Page and application data records
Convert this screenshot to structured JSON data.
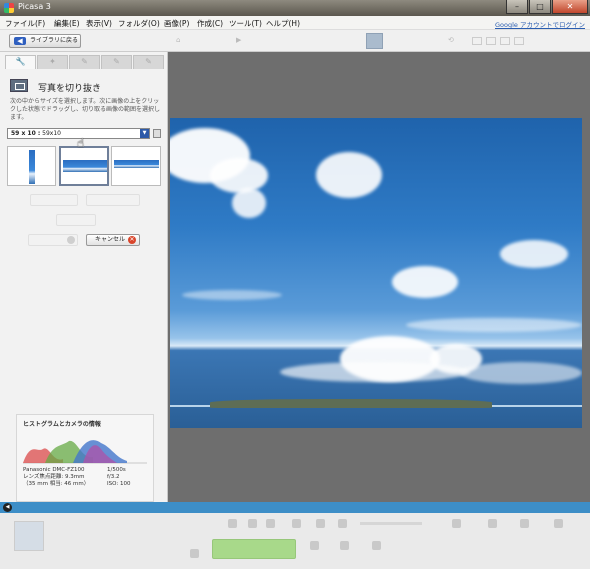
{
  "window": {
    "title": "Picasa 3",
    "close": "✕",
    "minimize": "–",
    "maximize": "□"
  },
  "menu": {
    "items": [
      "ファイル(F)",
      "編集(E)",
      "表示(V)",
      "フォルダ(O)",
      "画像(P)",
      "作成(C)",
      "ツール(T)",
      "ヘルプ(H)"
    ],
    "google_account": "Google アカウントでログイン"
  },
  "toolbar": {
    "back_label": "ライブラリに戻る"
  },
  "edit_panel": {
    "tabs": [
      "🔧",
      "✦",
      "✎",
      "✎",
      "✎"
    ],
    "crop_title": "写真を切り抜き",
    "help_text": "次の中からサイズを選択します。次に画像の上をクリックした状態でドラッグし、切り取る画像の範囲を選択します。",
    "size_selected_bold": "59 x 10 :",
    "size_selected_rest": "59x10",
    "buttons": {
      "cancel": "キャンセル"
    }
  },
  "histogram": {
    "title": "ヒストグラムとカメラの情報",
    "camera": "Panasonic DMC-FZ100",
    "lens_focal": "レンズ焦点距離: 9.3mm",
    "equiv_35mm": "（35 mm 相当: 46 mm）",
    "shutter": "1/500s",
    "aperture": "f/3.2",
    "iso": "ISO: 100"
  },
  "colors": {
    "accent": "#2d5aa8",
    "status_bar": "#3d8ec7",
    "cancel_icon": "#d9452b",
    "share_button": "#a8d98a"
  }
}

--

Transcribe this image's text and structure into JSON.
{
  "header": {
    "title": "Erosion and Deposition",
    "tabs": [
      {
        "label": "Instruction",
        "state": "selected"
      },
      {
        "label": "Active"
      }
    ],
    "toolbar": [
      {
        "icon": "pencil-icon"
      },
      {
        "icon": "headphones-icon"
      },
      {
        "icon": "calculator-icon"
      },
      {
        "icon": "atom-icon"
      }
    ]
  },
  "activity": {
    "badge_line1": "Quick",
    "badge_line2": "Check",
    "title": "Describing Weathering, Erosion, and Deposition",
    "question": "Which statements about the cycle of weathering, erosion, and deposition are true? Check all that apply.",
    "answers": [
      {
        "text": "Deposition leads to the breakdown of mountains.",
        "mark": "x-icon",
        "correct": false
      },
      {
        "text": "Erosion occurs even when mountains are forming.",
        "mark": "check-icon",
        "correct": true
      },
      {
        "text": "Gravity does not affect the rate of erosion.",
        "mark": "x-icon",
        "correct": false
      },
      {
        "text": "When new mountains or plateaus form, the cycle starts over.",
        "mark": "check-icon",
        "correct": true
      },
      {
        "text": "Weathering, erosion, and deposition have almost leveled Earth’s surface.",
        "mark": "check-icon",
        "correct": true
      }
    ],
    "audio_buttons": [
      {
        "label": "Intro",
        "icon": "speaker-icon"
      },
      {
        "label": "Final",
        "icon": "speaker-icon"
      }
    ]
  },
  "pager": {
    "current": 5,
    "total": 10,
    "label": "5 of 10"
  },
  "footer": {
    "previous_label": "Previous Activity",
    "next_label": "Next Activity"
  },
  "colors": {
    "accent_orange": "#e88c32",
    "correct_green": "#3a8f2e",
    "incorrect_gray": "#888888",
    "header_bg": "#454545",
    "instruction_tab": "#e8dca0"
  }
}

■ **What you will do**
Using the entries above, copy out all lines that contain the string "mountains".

■ **Response area**
        "text": "Deposition leads to the breakdown of mountains.",
        "text": "Erosion occurs even when mountains are forming.",
        "text": "When new mountains or plateaus form, the cycle starts over.",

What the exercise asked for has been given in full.